Less than 24 hours after being ousted as executive director of the NAACP, the Rev. Benjamin F. Chavis Jr. convened the second session of a black leadership summit yesterday that included few of the national figures who attended the first gathering in June.
Dr. Chavis forged ahead with the meeting without the prestige and money afforded by his former post with the National Association for the Advancement of Colored People. And it showed.
The conference is being held in a meeting room of West Baltimore's Bethel A.M.E. Church, rather than at the NAACP national headquarters. Luminaries such as Congressional Black Caucus Chairman Kweisi Mfume of Baltimore and the Rev. Jesse L. Jackson were absent.
The most recognizeable figure among the 60 people present at the summit's introductory session yesterday afternoon was Nation of Islam leader Louis Farrakhan, who sat by Dr. Chavis' side.
Many of the conferees, who passed a single wireless microphone around the U-shaped meeting tables to introduce themselves, were grass-roots community activists, about a quarter of them from Baltimore.

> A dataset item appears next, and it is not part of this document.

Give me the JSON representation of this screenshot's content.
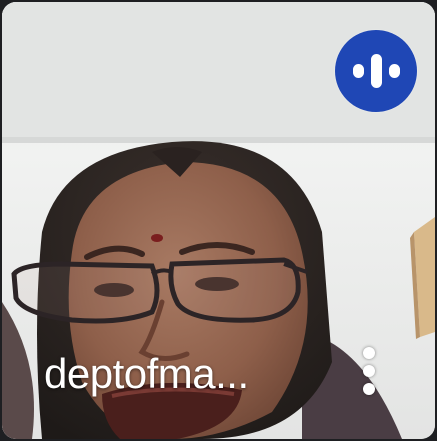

That kind of turnout may not fit many people's definition of a summit, but Dr. Chavis betrayed no disappointment in the gathering.
"[We are here to concentrate], like a laser if you will, on the conditions of our people," Dr. Chavis said. "I already feel that this will not be the last summit."
Behind closed doors
Most of the summit is to be held behind closed doors. There was a public rally at West Baltimore's Enon Baptist Church last night, and a public town meeting is scheduled for tonight at Paul Laurence Dunbar Senior High School in East Baltimore.
The meeting of African-American leaders had been touted by Dr. Chavis and others as one of the top achievements in his brief tenure as head of the NAACP. No one else, they said, had been able to assemble a group of black leaders representing such a wide range of ideologies.
They also were proud that Dr. Chavis had defied critics who were angered that Minister Farrakhan was allowed to attend the first summit. The flap over Minister Farrakhan's presence produced what has become something of a rallying cry for Dr. Chavis:
"Never again will we allow force soutside the African-American community to attempt to dictate who we can meet with, where we can meet and what we can meet about. Never again."
But that defiance eventually contributed to Dr. Chavis' downfall as NAACP executive director.
Some board members said the NAACP's corporate and foundation donors were upset about the overtures to Minister Farrakhan, who they see as an anti-Semite. There also was concern over Dr. Chavis' handling of NAACP funds, because the group is laboring under a nearly $3 million deficit.
For his part, Dr. Chavis has blamed "outside" forces for pressuring the board to fire him.
Speaking on Black Entertainment Television's "Lead Story" program yesterday, he said: "I have considerable evidence that there were groups, organized groups, in New York City and Washington, D.C., some connected with right-wing Jewish groups, some even reactionary African-Americans [that] worked in coalition together to put pressure on the NAACP."
After firing Dr. Chavis on Saturday evening, the NAACP board decided to postpone the summit -- at least one held under its auspices.
"Dr. Chavis had done 90 percent of the work. It made no sense to go ahead if the man with the plan wasn't there," said Ben F. Andrews Jr., vice chairman of the NAACP board.
Summit to go forward
But shortly after NAACP officials announced that the summit was postponed, a sober Dr. Chavis vowed that it would move forward.
And he was true to his word. During brief remarks before yesterday's meeting, he cast himself as a martyr.
"I recall that my election [to the NAACP post] took place on Good Friday in 1993," he said. "Now there's been a crucifixion. But today we celebrate the resurrection."
Dr. Chavis -- who introduced himself as the "convener" of the National African-American Leadership Summit -- said being fired by the NAACP board has left him freer to speak his mind.
"I feel a little liberated right now," he said. "I do not have a straitjacket on. I'm going to speak and act in a way that is solely in the interests of the African-American community."
Support for Chavis
Many of the conferees used their introductory remarks to offer words of support for Dr. Chavis -- and to criticize the NAACP board for removing him.
"The NAACP needs to be torn down and reconstructed," said former Baltimore state Sen. Clarence M. Mitchell III, the son of the late and legendary NAACP lobbyist Clarence M. Mitchell Jr.
He added that Dr. Chavis had "the spirit of the old NAACP that fought the struggle."
Minister Farrakhan did not speak directly to Dr. Chavis' battle with the NAACP board. Instead, he said, the goals of the leadership meeting -- to develop strategies to attack economic and social ills in black America -- are "bigger than any of us as personalities, bigger than any of our organizations."